→ **Exercise aim**
With the pictures left out, repeat every entry that follows exactly.

Entries taken from a collection:

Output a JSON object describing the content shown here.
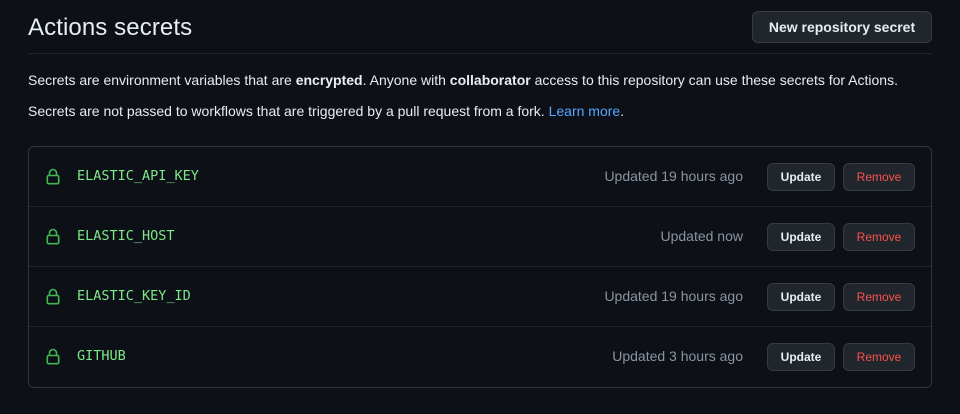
{
  "header": {
    "title": "Actions secrets",
    "new_button_label": "New repository secret"
  },
  "description": {
    "line1_part1": "Secrets are environment variables that are ",
    "line1_bold1": "encrypted",
    "line1_part2": ". Anyone with ",
    "line1_bold2": "collaborator",
    "line1_part3": " access to this repository can use these secrets for Actions.",
    "line2_text": "Secrets are not passed to workflows that are triggered by a pull request from a fork. ",
    "line2_link": "Learn more",
    "line2_end": "."
  },
  "secrets": [
    {
      "name": "ELASTIC_API_KEY",
      "updated": "Updated 19 hours ago",
      "update_label": "Update",
      "remove_label": "Remove"
    },
    {
      "name": "ELASTIC_HOST",
      "updated": "Updated now",
      "update_label": "Update",
      "remove_label": "Remove"
    },
    {
      "name": "ELASTIC_KEY_ID",
      "updated": "Updated 19 hours ago",
      "update_label": "Update",
      "remove_label": "Remove"
    },
    {
      "name": "GITHUB",
      "updated": "Updated 3 hours ago",
      "update_label": "Update",
      "remove_label": "Remove"
    }
  ],
  "colors": {
    "background": "#0d1117",
    "secret_name": "#7ee787",
    "lock_icon": "#3fb950",
    "link": "#58a6ff",
    "remove": "#f85149"
  },
  "icons": {
    "secret_icon": "lock-icon"
  }
}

→ **Response to the task**
Output a JSON object describing the content shown here.
{
  "header": {
    "title": "Actions secrets",
    "new_button_label": "New repository secret"
  },
  "description": {
    "line1_part1": "Secrets are environment variables that are ",
    "line1_bold1": "encrypted",
    "line1_part2": ". Anyone with ",
    "line1_bold2": "collaborator",
    "line1_part3": " access to this repository can use these secrets for Actions.",
    "line2_text": "Secrets are not passed to workflows that are triggered by a pull request from a fork. ",
    "line2_link": "Learn more",
    "line2_end": "."
  },
  "secrets": [
    {
      "name": "ELASTIC_API_KEY",
      "updated": "Updated 19 hours ago",
      "update_label": "Update",
      "remove_label": "Remove"
    },
    {
      "name": "ELASTIC_HOST",
      "updated": "Updated now",
      "update_label": "Update",
      "remove_label": "Remove"
    },
    {
      "name": "ELASTIC_KEY_ID",
      "updated": "Updated 19 hours ago",
      "update_label": "Update",
      "remove_label": "Remove"
    },
    {
      "name": "GITHUB",
      "updated": "Updated 3 hours ago",
      "update_label": "Update",
      "remove_label": "Remove"
    }
  ],
  "colors": {
    "background": "#0d1117",
    "secret_name": "#7ee787",
    "lock_icon": "#3fb950",
    "link": "#58a6ff",
    "remove": "#f85149"
  },
  "icons": {
    "secret_icon": "lock-icon"
  }
}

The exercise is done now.